Located in Louise Slaughter Hall (the CIMS building), the WEL is administered by Tracy Freas. Tracy studied industrial engineering and ergonomics here at RIT and is now a Senior Staff Engineer. She has performed workplace ergonomics assessments and training sessions for over 5500 workers in manufacturing, retail, and health care. Here at RIT she provides ergonomics assistance, training, and product recommendations to staff upon department or individual request. She has also developed a brochure, WEL’s Office Ergonomics Guidelines, which gives tips for workstation placement as well as stretching exercises. The brochure may be requested from the WEL (phone 475-5807), or our Wellness Coach, Sue Grace, may have some to hand out when she does her rounds.
I recently requested an ergonomics assessment because I had been noticing minor neck and wrist pain that I thought might be attributable to the placement of my desk equipment. (Note to those who would like to request an assessment: please speak to your supervisor first, as he or she will have to sign off on the form you fill out, and the ergonomic recommendations will be sent on to Human Resources.) Tracy sent me a form to fill out detailing where I experienced discomfort and at what level. Then a few days later she came over and looked at my workstation. In my case, I did not need to add new equipment – in fact I had to get rid of one of my old pieces of equipment, a keyboard tray, which due to its placement was causing my wrists to angle upward when I typed. She also recommended that I move my dual monitors down so that my eyes hit them near the top of the screen. That didn't immediately make sense to me, but when I tried it, I definitely noticed I wasn’t craning my neck upward anymore. She also made recommendations for stretching exercises I should perform at my volunteer job (doing cat care at Lollypop Farm).
I implemented her recommendations immediately after she left, and I could notice the difference right away. I am definitely glad I took advantage of the WEL’s services.

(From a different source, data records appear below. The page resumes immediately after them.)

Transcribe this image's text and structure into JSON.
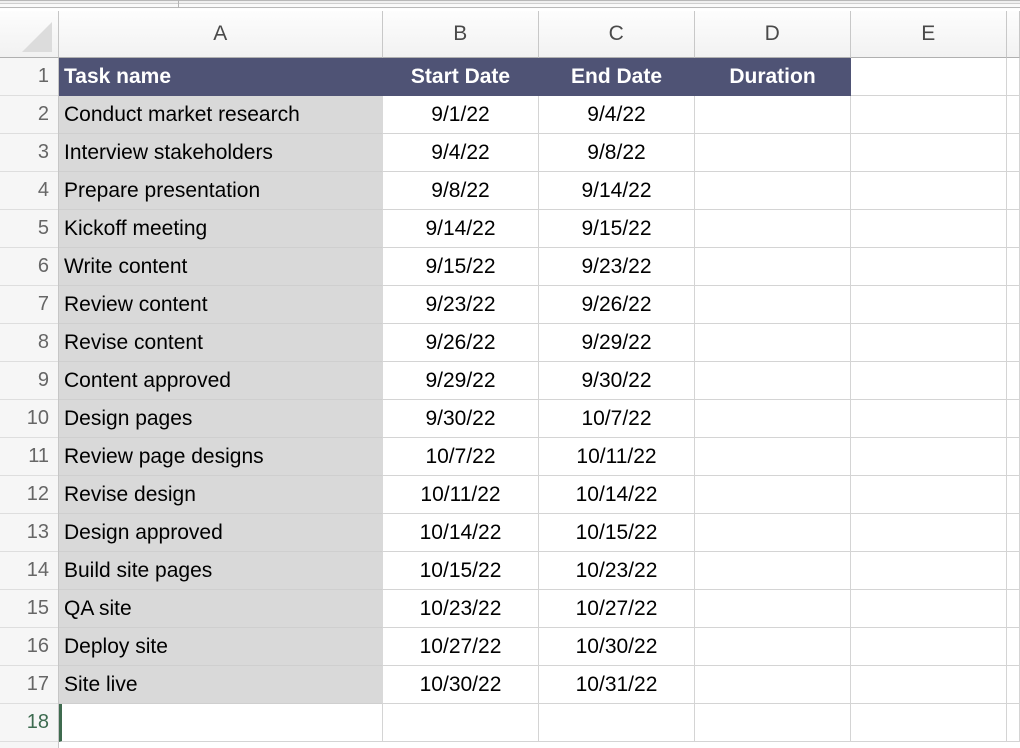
{
  "app": {
    "type": "spreadsheet",
    "column_headers": [
      "A",
      "B",
      "C",
      "D",
      "E"
    ],
    "row_headers": [
      "1",
      "2",
      "3",
      "4",
      "5",
      "6",
      "7",
      "8",
      "9",
      "10",
      "11",
      "12",
      "13",
      "14",
      "15",
      "16",
      "17",
      "18"
    ],
    "active_row": "18",
    "active_cell": "A18",
    "select_all_icon": "select-all-triangle-icon"
  },
  "colors": {
    "header_fill": "#4f5375",
    "header_text": "#ffffff",
    "task_column_fill": "#d9d9d9",
    "gridline": "#d4d4d4",
    "row_header_fill": "#f6f6f6",
    "selection_green": "#3d6b50",
    "cell_text": "#000000"
  },
  "table": {
    "headers": [
      "Task name",
      "Start Date",
      "End Date",
      "Duration"
    ],
    "rows": [
      {
        "task": "Conduct market research",
        "start": "9/1/22",
        "end": "9/4/22",
        "duration": ""
      },
      {
        "task": "Interview stakeholders",
        "start": "9/4/22",
        "end": "9/8/22",
        "duration": ""
      },
      {
        "task": "Prepare presentation",
        "start": "9/8/22",
        "end": "9/14/22",
        "duration": ""
      },
      {
        "task": "Kickoff meeting",
        "start": "9/14/22",
        "end": "9/15/22",
        "duration": ""
      },
      {
        "task": "Write content",
        "start": "9/15/22",
        "end": "9/23/22",
        "duration": ""
      },
      {
        "task": "Review content",
        "start": "9/23/22",
        "end": "9/26/22",
        "duration": ""
      },
      {
        "task": "Revise content",
        "start": "9/26/22",
        "end": "9/29/22",
        "duration": ""
      },
      {
        "task": "Content approved",
        "start": "9/29/22",
        "end": "9/30/22",
        "duration": ""
      },
      {
        "task": "Design pages",
        "start": "9/30/22",
        "end": "10/7/22",
        "duration": ""
      },
      {
        "task": "Review page designs",
        "start": "10/7/22",
        "end": "10/11/22",
        "duration": ""
      },
      {
        "task": "Revise design",
        "start": "10/11/22",
        "end": "10/14/22",
        "duration": ""
      },
      {
        "task": "Design approved",
        "start": "10/14/22",
        "end": "10/15/22",
        "duration": ""
      },
      {
        "task": "Build site pages",
        "start": "10/15/22",
        "end": "10/23/22",
        "duration": ""
      },
      {
        "task": "QA site",
        "start": "10/23/22",
        "end": "10/27/22",
        "duration": ""
      },
      {
        "task": "Deploy site",
        "start": "10/27/22",
        "end": "10/30/22",
        "duration": ""
      },
      {
        "task": "Site live",
        "start": "10/30/22",
        "end": "10/31/22",
        "duration": ""
      }
    ]
  }
}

Occasionally Tracy Freas offers office ergonomics training sessions through the Center for Professional Development (call CPD at 475-5313 to find out when the next one will be).